This was not a solid, permanent fortification of mudbrick on a stone footing, but a basic ditch-andpalisade affair. All the same, it constituted the first hesitant public recognition by the Spartans that the Spartiate hoplite militia of citizens reared under the Lycurgan agōgē no longer provided adequate self-defence. 26 If Sparta had lost both an empire and all real independence, she yet had one rôle left to play: that of a supplier of mercenaries. Shortly before Alexander’s death a certain Thibron, perhaps grandson of a distinguished homonym of the 390s, emerged as friend and mercenary commander of the renegade Macedonian Harpalus, a former treasurer of Alexander, who bolted to Athens with vast treasure in 324 and thereby sowed one of the seeds of the Lamian War.

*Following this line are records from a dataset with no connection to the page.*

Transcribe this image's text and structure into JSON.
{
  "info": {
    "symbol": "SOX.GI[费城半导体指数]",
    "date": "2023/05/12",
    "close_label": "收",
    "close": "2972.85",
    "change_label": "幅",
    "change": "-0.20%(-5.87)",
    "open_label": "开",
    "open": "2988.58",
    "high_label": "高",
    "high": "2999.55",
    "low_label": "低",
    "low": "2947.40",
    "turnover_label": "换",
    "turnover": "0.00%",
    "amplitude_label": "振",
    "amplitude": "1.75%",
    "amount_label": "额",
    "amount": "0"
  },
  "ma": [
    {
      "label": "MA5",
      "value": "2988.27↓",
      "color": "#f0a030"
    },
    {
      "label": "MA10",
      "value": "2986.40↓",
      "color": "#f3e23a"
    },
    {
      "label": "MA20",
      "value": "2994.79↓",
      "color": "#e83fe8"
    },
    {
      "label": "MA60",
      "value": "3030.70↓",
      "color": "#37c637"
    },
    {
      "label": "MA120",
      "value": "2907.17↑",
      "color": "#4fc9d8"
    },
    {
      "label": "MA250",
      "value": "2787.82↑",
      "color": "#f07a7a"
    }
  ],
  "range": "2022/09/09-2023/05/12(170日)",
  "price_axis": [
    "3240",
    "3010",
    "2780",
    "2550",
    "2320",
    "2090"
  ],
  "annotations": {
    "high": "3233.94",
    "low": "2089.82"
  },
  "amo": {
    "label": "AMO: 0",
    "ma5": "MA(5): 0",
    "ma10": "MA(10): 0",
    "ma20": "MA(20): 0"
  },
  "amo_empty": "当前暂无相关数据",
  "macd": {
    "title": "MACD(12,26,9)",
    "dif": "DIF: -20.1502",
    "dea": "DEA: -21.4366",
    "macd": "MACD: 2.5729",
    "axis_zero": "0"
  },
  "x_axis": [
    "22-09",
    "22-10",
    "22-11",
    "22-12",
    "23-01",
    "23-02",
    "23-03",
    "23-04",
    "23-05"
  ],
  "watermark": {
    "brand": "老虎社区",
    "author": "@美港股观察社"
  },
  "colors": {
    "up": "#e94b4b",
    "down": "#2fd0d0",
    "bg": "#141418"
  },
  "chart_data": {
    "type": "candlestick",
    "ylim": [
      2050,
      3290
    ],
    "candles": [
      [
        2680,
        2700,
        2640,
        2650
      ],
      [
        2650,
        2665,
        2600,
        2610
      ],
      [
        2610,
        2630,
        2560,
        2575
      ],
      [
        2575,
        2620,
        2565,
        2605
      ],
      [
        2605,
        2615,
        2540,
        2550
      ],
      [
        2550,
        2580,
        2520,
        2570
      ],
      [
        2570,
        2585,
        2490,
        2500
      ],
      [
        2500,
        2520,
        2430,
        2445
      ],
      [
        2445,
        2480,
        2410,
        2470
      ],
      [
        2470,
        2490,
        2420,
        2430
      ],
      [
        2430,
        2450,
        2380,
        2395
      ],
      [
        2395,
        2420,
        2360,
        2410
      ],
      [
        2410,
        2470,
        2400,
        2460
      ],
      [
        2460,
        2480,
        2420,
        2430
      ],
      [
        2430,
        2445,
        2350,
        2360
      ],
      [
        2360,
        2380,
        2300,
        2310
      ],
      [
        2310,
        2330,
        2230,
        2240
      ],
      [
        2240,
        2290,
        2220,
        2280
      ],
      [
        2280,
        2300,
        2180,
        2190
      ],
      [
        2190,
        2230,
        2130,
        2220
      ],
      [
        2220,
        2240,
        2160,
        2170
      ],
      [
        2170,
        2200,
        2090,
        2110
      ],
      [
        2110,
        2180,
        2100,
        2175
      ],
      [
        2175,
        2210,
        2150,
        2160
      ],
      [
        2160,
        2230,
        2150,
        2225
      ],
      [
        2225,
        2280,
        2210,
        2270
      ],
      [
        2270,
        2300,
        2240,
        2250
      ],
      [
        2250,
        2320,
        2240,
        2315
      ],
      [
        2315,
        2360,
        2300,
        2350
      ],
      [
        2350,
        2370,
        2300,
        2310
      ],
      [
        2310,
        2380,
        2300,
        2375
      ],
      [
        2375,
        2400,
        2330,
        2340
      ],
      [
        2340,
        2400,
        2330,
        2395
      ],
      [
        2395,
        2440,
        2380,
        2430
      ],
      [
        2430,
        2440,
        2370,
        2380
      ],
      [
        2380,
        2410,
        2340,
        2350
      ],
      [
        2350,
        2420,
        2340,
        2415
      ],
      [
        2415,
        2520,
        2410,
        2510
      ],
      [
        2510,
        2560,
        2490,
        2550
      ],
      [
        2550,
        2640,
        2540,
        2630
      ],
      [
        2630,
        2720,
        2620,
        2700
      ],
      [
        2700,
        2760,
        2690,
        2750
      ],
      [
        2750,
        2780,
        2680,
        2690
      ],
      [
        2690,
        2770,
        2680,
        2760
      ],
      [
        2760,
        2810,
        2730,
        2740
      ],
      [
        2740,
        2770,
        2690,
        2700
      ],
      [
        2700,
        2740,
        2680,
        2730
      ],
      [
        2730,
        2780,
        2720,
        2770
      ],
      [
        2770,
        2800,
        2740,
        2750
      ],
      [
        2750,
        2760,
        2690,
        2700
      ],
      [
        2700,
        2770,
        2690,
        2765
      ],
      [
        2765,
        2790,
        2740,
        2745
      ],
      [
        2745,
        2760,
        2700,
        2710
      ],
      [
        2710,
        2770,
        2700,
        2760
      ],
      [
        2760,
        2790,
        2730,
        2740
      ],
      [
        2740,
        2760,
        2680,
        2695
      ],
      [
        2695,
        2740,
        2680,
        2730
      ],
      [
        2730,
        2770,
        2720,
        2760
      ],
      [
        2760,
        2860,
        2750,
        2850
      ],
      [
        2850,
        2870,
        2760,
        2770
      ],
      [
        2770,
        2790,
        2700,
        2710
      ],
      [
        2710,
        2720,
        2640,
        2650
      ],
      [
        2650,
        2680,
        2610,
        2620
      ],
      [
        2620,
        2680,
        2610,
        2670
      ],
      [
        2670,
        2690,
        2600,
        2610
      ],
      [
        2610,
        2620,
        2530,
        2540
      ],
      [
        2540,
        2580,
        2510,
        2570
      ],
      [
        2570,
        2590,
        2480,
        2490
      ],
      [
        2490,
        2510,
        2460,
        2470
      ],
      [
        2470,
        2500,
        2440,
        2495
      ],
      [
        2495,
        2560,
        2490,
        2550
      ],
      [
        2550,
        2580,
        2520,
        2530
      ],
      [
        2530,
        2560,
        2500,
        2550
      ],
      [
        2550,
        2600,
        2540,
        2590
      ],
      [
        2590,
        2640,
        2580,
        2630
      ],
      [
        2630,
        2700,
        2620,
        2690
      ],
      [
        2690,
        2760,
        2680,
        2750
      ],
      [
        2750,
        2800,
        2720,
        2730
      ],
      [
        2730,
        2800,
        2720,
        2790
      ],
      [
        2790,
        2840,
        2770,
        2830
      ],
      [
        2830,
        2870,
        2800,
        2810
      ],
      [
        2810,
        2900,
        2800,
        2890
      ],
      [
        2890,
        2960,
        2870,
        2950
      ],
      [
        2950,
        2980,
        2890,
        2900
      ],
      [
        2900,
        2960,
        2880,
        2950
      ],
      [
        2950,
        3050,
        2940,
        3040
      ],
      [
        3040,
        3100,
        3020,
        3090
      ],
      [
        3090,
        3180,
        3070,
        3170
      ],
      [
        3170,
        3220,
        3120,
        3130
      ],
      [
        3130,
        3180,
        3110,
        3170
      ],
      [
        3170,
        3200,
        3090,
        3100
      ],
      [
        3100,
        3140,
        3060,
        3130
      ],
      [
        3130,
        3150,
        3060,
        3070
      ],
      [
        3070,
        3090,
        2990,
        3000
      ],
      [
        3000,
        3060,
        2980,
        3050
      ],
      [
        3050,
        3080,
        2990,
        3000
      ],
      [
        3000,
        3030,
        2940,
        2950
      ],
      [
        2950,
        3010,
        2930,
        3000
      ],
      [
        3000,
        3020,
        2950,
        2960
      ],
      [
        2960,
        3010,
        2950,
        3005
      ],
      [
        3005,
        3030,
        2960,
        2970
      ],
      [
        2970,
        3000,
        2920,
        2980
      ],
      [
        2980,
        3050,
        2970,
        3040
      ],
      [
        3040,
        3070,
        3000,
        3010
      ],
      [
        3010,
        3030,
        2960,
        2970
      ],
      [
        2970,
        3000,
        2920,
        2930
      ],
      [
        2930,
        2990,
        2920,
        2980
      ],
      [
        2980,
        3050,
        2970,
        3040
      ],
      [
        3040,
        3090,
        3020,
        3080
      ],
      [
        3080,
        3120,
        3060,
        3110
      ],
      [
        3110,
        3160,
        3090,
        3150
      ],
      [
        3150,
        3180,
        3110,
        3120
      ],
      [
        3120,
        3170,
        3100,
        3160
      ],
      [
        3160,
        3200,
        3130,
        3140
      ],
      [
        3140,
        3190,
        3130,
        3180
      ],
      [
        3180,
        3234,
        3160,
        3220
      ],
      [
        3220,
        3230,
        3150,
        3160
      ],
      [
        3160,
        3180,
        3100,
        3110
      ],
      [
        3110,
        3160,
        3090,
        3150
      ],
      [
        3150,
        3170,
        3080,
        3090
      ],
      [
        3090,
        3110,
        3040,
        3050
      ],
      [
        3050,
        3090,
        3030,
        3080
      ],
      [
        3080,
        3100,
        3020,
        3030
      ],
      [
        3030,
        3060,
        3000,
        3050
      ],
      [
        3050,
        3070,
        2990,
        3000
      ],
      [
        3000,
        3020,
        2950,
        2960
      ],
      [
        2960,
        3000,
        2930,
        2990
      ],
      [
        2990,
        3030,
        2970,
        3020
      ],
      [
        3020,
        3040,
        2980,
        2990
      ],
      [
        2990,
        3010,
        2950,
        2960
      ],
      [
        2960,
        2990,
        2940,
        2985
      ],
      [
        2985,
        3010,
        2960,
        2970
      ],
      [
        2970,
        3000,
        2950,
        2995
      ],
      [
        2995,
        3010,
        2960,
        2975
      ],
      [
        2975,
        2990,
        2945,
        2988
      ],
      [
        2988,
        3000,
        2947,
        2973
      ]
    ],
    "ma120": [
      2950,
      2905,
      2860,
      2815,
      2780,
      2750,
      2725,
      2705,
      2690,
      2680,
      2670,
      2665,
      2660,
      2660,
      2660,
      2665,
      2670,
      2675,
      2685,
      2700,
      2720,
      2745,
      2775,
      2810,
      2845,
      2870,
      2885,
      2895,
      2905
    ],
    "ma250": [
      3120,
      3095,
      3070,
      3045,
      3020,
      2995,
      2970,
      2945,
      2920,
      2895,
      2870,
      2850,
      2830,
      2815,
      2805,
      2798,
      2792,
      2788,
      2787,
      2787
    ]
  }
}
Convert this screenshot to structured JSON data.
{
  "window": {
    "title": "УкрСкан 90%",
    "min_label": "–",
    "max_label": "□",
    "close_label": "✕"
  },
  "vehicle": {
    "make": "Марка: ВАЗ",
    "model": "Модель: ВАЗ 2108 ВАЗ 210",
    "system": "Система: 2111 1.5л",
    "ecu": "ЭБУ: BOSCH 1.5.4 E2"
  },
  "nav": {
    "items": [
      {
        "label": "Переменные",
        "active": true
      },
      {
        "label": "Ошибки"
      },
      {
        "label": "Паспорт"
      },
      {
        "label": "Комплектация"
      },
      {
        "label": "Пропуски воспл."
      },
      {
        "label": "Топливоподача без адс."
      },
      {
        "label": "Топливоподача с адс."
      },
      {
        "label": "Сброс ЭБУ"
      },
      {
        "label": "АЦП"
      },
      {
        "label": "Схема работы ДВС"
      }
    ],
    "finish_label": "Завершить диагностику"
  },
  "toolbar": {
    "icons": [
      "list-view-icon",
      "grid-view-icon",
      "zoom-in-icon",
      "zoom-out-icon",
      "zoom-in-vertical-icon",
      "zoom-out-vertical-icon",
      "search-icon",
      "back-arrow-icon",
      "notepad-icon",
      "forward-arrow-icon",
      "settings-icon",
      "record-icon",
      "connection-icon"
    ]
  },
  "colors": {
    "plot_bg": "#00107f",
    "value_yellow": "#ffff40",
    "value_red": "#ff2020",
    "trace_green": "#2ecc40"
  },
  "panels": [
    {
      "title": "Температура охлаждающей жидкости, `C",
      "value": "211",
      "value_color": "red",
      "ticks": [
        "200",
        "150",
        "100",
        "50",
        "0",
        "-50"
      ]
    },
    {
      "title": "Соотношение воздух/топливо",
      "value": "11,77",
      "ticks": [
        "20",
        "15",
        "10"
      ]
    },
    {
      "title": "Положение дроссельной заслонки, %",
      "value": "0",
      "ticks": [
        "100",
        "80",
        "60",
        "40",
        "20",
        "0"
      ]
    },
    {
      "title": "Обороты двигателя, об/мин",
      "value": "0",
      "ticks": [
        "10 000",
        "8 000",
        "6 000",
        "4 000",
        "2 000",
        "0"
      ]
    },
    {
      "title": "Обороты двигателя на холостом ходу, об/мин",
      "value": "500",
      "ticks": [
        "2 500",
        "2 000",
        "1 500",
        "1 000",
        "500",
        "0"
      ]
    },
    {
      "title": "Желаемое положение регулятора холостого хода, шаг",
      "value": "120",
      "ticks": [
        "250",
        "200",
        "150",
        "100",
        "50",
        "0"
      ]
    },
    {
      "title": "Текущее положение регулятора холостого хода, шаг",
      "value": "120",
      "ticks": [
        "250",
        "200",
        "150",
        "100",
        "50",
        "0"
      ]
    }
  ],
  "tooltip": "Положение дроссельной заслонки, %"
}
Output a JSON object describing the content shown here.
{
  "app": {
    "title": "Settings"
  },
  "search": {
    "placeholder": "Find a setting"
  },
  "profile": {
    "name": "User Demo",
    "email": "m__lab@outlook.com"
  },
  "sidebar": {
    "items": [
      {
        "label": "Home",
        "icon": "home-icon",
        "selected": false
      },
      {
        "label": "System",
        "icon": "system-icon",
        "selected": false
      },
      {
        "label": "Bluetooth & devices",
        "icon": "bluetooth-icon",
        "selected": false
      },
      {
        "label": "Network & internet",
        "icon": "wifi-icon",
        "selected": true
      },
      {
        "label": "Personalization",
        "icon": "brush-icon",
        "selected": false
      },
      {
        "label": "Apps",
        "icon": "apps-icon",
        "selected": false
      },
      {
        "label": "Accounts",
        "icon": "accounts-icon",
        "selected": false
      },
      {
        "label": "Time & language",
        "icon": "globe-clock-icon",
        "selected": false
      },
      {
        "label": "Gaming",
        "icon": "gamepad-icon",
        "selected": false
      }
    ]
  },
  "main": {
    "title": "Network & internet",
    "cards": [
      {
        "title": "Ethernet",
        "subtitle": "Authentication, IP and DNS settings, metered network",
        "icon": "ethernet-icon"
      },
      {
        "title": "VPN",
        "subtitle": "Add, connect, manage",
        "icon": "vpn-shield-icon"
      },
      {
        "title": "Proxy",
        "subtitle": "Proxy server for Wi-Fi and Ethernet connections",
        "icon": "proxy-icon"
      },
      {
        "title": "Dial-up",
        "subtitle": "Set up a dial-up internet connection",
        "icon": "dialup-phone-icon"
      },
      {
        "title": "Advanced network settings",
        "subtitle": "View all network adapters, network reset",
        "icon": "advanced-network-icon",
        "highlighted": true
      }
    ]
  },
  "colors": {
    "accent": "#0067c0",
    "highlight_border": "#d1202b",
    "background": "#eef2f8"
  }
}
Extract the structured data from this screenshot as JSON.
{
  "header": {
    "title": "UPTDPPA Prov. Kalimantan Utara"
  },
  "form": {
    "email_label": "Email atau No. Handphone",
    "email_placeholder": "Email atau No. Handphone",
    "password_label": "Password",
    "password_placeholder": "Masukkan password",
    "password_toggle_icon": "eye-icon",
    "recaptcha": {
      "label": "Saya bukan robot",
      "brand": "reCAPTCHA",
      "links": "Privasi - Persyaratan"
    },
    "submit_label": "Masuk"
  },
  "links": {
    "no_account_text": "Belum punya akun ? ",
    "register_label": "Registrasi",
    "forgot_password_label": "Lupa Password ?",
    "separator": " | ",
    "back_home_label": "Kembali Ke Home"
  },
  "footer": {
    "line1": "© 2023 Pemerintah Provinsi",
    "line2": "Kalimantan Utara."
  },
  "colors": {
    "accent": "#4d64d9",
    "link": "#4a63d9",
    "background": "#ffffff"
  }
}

Brief reference was made in the first chapter to Philip’s Geldpolitik, the way he used his enormous gold and silver reserves to buy adherents in the Greek cities or lubricate existing relations of clientship. 4 Once established in control with Philip’s backing, they were understandably wholehearted in their support of the Peace-term elements of the League’s charter. Two of these may usefully be isolated, since they have a wider bearing on the entire Hellenistic portion (Part One) of the present work.